“I could see he had something in his hand, it looked like a handgun with a slim barrel, but it was slightly longer. He was side-on and leaning forward and his hands were pushed out.”
When asked by assistant coroner Nicholas Moss to describe the direction of fire, he replied: “It looked to me as if it was being pointed towards the two parked police cars.”
I7 then saw what he described as a puff of smoke and a flash of light and heard another shot.
“I brought my weapon up to the window but Mr Davies ducked,” he said.
“I believed that he had already shot at police three times and was about to do it again. It was my belief that there was an immediate threat so I aimed at the centre of his chest and fired a shot to stop him firing again. I was worried he was about to kill one of my colleagues or a member of the public.”

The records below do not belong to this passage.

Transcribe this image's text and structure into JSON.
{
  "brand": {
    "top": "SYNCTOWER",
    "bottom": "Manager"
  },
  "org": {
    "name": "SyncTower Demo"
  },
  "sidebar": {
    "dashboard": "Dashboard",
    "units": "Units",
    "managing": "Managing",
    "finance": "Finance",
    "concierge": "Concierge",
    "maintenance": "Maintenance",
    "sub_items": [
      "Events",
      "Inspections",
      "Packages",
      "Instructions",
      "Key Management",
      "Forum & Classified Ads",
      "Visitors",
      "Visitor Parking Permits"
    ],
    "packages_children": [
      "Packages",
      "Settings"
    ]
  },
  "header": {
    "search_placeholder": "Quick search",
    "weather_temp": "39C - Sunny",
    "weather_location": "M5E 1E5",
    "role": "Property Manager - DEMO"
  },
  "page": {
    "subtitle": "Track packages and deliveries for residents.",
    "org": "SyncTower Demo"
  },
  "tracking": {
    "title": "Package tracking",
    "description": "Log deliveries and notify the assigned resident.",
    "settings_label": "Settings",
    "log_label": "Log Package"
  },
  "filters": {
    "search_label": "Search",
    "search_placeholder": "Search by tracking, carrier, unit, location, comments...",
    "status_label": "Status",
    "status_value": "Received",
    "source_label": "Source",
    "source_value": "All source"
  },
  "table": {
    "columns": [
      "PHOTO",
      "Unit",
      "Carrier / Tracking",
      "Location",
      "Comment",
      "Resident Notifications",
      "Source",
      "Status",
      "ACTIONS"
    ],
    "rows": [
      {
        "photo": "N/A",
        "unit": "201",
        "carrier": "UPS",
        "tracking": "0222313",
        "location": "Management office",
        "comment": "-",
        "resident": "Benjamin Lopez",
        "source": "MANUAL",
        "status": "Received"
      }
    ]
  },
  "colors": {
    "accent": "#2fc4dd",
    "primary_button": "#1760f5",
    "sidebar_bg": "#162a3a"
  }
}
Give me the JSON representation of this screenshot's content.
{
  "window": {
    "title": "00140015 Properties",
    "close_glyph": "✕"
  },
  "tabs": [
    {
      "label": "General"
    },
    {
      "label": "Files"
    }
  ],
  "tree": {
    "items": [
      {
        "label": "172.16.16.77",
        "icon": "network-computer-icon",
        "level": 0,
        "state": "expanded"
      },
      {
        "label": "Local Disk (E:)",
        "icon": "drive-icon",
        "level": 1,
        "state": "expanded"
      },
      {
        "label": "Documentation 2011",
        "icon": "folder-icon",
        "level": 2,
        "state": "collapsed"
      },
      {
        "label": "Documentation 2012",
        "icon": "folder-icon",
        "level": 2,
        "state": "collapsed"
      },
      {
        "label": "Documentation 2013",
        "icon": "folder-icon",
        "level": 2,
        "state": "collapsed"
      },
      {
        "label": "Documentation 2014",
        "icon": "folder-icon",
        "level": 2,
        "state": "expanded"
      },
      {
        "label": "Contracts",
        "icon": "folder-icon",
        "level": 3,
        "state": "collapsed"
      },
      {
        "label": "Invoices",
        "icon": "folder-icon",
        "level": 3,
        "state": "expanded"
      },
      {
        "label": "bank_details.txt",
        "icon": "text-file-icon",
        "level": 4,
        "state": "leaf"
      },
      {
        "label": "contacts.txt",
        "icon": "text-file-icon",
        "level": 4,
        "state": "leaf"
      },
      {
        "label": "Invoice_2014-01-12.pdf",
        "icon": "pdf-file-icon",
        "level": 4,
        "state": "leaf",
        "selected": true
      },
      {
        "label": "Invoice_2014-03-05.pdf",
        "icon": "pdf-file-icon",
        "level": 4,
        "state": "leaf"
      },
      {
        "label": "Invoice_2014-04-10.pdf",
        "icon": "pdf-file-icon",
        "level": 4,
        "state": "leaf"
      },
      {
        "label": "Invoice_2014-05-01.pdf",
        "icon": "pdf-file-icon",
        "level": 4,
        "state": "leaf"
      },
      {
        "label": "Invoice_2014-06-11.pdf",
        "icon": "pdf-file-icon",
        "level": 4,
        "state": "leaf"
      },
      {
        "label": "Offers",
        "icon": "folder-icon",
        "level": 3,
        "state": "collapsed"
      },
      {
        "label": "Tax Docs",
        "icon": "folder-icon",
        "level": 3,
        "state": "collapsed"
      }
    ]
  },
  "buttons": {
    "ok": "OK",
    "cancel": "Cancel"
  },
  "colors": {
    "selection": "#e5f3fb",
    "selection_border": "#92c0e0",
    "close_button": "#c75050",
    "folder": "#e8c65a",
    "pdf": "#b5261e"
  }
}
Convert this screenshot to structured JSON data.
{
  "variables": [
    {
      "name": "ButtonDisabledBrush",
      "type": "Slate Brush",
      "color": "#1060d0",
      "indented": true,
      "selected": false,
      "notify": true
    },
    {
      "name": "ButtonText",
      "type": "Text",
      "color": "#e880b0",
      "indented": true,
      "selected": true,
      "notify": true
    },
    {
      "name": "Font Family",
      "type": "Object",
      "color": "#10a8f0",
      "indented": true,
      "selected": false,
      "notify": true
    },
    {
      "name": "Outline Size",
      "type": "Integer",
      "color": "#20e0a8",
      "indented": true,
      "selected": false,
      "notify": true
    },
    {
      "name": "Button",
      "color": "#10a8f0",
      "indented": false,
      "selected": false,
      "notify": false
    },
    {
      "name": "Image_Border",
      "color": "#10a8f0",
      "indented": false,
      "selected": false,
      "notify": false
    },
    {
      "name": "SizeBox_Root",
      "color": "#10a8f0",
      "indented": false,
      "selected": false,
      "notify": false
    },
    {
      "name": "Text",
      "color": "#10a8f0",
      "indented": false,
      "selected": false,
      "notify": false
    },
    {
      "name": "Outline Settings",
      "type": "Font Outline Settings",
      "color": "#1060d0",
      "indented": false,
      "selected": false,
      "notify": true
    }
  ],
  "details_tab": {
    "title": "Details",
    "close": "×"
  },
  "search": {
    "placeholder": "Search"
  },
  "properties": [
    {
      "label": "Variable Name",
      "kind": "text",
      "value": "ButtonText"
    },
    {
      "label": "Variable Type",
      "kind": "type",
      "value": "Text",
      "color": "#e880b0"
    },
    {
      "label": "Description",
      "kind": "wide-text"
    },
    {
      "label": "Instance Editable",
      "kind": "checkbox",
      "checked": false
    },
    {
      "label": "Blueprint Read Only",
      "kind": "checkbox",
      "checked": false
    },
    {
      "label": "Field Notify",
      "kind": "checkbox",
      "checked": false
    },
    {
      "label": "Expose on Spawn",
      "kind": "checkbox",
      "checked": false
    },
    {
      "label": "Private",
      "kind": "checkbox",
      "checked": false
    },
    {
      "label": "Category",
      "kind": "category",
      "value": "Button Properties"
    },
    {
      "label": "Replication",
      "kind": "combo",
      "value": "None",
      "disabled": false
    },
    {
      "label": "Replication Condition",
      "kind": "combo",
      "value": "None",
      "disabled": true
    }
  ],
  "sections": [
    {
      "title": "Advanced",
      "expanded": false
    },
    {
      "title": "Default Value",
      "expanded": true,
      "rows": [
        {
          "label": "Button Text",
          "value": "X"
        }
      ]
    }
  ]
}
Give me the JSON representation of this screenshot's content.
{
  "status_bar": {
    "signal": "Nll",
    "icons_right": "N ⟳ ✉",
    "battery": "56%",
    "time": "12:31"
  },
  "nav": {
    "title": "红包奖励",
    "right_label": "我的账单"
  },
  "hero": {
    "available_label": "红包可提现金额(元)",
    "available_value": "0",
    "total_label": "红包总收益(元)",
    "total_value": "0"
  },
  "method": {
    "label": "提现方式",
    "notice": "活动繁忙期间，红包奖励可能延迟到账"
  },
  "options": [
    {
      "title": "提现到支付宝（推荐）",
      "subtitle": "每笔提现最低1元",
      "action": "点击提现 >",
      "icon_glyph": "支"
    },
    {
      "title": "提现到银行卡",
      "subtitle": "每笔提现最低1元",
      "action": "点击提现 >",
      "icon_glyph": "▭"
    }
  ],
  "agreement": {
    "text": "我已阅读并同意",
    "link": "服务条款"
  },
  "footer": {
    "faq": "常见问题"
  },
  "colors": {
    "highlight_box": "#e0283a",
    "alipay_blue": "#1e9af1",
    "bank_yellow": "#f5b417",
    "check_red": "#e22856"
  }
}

“As I fired, Mr Davies fired, it was almost simultaneously. I heard two bangs and there was a flash of light and a puff of smoke.”
Asked by Mr Moss what happened next, he replied: “I saw Mr Davies jerk backwards.”
Miss Williams then asked: “Is it possible that you were under pressure and you lost your composure and discharged your weapon when you shouldn’t have done,” to which I7 replied: “No”.
Miss Williams continued: “You had only been at the scene for a very short time when you fired your weapon?”
“Yes that’s correct,” said I7.
Miss Williams then added: “You were under pressure, you panicked, lost your head a bit,”
“No” he replied.
“You say you had not been told the children were out of the house, so you fired believing they were still there. You fired at the window and they could have been standing by the window just behind the curtains,” Miss Williams said.
“I fired to stop Mr Davies firing,” said I7.
The inquest heard that I7 joined the police force in 2003 and had been a police firearms officer for eight years. During that time he had signed out a firearm on 2,880 occasions, been given full authority to fire on 880 occasions, but had never fired his G36 Carbine until the incident in Duck Lane in 2015.
The hearing continues.